Lead researcher Dr Stefanie Leung said the rationale behind the research was the alarming number of road accidents in which the driver was found to test positive to everyday prescription medicines.
"People generally believe that it is safe to drive after taking medicines, simply because they have been prescribed by a doctor and are being used responsibly," said Dr Leung from the University of Sydney and the Research on Alcohol Drugs and Driving (RoADD) group.
"While it is widely accepted that recreational drug use impairs driving, it now appears that taking prescribed medicines could also compromise safety on the road."
Benzodiazepines - which have a relaxing effect - and painkilling opioids are thought to play a role in around 15 per cent and four per cent of serious road crashes respectively.
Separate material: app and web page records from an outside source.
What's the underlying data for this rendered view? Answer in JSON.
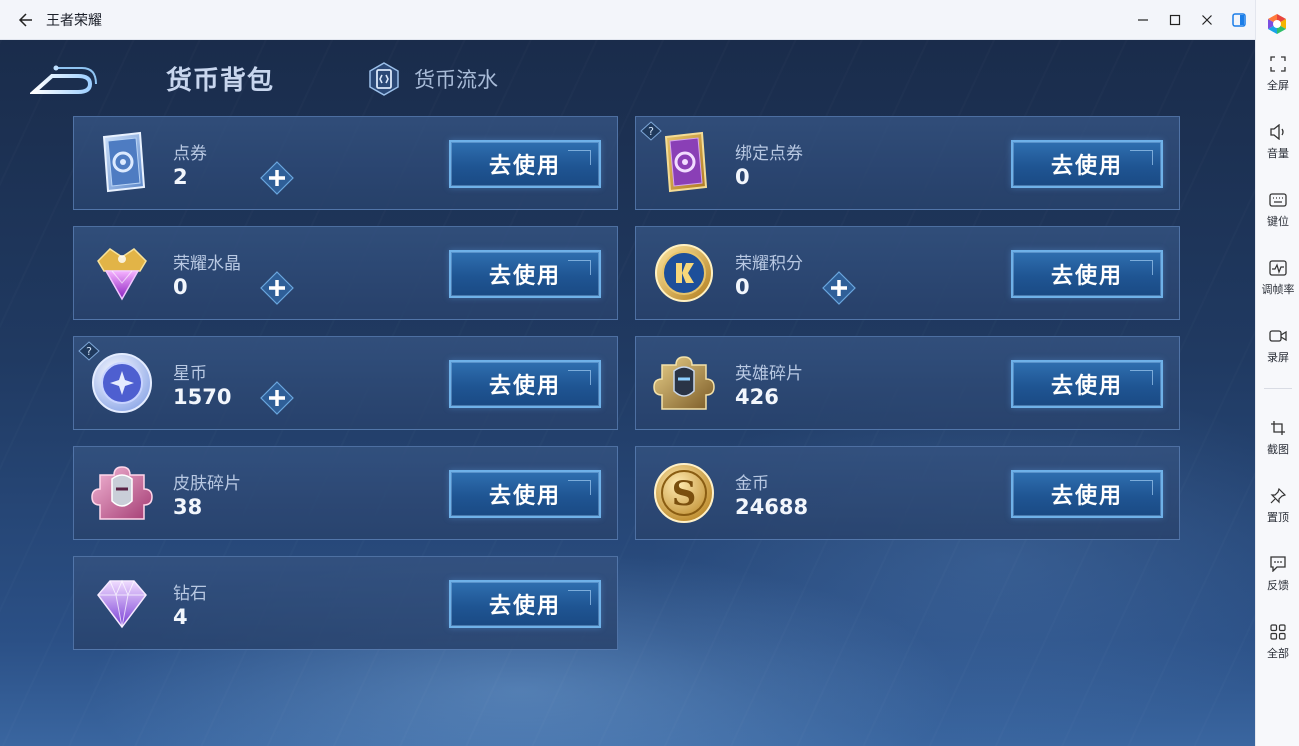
{
  "window": {
    "title": "王者荣耀"
  },
  "sidebar": {
    "items": [
      {
        "label": "全屏",
        "icon": "fullscreen-icon"
      },
      {
        "label": "音量",
        "icon": "volume-icon"
      },
      {
        "label": "键位",
        "icon": "keyboard-icon"
      },
      {
        "label": "调帧率",
        "icon": "frame-rate-icon"
      },
      {
        "label": "录屏",
        "icon": "record-icon"
      },
      {
        "label": "截图",
        "icon": "crop-icon"
      },
      {
        "label": "置顶",
        "icon": "pin-icon"
      },
      {
        "label": "反馈",
        "icon": "feedback-icon"
      },
      {
        "label": "全部",
        "icon": "grid-icon"
      }
    ]
  },
  "header": {
    "active_tab": "货币背包",
    "inactive_tab": "货币流水"
  },
  "currencies": [
    {
      "name": "点券",
      "amount": "2",
      "button": "去使用",
      "icon": "coupon-blue-icon"
    },
    {
      "name": "绑定点券",
      "amount": "0",
      "button": "去使用",
      "icon": "coupon-purple-icon"
    },
    {
      "name": "荣耀水晶",
      "amount": "0",
      "button": "去使用",
      "icon": "glory-crystal-icon"
    },
    {
      "name": "荣耀积分",
      "amount": "0",
      "button": "去使用",
      "icon": "glory-points-icon"
    },
    {
      "name": "星币",
      "amount": "1570",
      "button": "去使用",
      "icon": "star-coin-icon"
    },
    {
      "name": "英雄碎片",
      "amount": "426",
      "button": "去使用",
      "icon": "hero-fragment-icon"
    },
    {
      "name": "皮肤碎片",
      "amount": "38",
      "button": "去使用",
      "icon": "skin-fragment-icon"
    },
    {
      "name": "金币",
      "amount": "24688",
      "button": "去使用",
      "icon": "gold-coin-icon"
    },
    {
      "name": "钻石",
      "amount": "4",
      "button": "去使用",
      "icon": "diamond-icon"
    }
  ]
}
Dr Leung said the research would be held over several medically supervised sessions, and participants will be given "therapeutic" doses of the drugs.
The volunteers would then be asked to complete a series of driving tests in an advanced driving simulator.
They would also do the same after consuming enough alcohol to raise their blood alcohol level to 0.05, placing them on the cusp of illegal drink driving.
Dr Leung said the research, funded by the National Health and Medical Research Council, would improve understanding of how the common medicines affected driving ability.
"We want to improve that understanding and raise awareness of the risks of driving while taking medication, and hopefully help to reduce the senseless road toll," she said.
"This is not about marginalising people that have to take medicines. This is about ensuring everyone's safety on the road."
Volunteers must have a medical assessment prior to starting.
They must be aged 25 to 50, hold a current driver's licence and be willing to attend Sydney's Royal Prince Alfred Hospital for the experimental sessions over a period of several weeks.
RoADD is a national collaborative group comprising researchers from the University of Sydney, Monash University Accident Research Centre and the University of Tasmania.
To register call (02) 9515 7210 or email drivingmed.usyd.edu.au.